Top of Data in this exercise
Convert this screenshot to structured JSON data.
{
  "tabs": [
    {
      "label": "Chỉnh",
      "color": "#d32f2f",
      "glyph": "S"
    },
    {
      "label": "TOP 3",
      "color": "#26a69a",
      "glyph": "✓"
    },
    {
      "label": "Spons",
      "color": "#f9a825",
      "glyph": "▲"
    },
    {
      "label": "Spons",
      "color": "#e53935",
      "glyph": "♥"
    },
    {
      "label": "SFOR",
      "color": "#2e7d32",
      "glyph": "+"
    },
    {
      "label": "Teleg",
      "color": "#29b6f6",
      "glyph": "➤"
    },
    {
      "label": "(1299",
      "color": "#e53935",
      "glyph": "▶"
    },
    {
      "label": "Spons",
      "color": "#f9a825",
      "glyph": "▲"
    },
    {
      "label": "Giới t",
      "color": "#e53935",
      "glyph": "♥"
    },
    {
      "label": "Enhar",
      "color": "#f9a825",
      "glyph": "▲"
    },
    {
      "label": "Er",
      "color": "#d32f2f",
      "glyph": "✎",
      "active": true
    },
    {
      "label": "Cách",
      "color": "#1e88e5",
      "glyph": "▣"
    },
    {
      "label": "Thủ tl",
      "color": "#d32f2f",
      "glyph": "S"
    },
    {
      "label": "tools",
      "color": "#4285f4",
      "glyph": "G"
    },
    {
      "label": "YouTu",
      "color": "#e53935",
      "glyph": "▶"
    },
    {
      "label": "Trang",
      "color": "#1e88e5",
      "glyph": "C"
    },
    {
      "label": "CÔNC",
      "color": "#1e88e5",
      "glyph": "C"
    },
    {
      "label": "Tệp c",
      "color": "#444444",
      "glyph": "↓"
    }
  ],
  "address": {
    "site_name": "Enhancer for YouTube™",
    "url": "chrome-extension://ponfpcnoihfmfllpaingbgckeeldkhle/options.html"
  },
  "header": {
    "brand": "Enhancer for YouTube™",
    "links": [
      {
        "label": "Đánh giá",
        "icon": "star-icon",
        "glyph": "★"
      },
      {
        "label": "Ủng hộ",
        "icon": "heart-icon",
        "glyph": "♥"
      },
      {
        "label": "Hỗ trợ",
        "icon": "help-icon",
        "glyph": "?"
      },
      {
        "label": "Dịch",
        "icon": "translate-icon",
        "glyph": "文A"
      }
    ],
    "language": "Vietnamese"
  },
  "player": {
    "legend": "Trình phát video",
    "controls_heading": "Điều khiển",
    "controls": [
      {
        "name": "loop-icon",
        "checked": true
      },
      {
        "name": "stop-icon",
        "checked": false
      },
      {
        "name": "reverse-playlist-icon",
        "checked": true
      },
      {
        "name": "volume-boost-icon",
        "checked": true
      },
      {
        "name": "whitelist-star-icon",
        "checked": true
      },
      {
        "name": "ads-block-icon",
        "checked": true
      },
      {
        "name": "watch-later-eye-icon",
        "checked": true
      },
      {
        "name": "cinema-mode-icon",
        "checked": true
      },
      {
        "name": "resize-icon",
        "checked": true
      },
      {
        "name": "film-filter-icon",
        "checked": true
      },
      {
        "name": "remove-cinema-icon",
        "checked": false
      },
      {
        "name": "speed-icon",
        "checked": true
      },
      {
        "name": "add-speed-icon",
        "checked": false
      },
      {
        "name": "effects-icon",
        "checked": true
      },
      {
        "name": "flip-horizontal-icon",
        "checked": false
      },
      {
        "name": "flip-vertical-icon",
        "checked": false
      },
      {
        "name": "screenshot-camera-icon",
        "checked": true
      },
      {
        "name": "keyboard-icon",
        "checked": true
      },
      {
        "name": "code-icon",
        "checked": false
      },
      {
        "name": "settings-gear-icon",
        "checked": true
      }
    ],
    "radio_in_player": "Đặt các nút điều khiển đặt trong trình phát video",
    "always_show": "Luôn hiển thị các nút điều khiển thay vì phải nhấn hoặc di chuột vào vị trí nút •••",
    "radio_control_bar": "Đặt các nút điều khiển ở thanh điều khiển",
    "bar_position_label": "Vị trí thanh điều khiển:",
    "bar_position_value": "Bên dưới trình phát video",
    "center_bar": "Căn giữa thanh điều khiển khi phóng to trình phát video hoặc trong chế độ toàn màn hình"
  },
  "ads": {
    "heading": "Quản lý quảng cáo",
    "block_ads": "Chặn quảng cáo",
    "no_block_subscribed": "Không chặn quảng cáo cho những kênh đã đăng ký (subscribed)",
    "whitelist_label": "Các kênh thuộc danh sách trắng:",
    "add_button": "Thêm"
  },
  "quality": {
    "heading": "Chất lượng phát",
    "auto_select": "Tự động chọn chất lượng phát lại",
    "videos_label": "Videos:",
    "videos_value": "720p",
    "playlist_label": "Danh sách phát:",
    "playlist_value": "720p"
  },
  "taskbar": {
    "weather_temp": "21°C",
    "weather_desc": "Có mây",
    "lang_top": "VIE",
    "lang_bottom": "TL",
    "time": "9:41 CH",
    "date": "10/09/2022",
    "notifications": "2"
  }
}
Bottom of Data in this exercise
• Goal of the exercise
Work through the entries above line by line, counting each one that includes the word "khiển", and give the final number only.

• Answer to the problem
6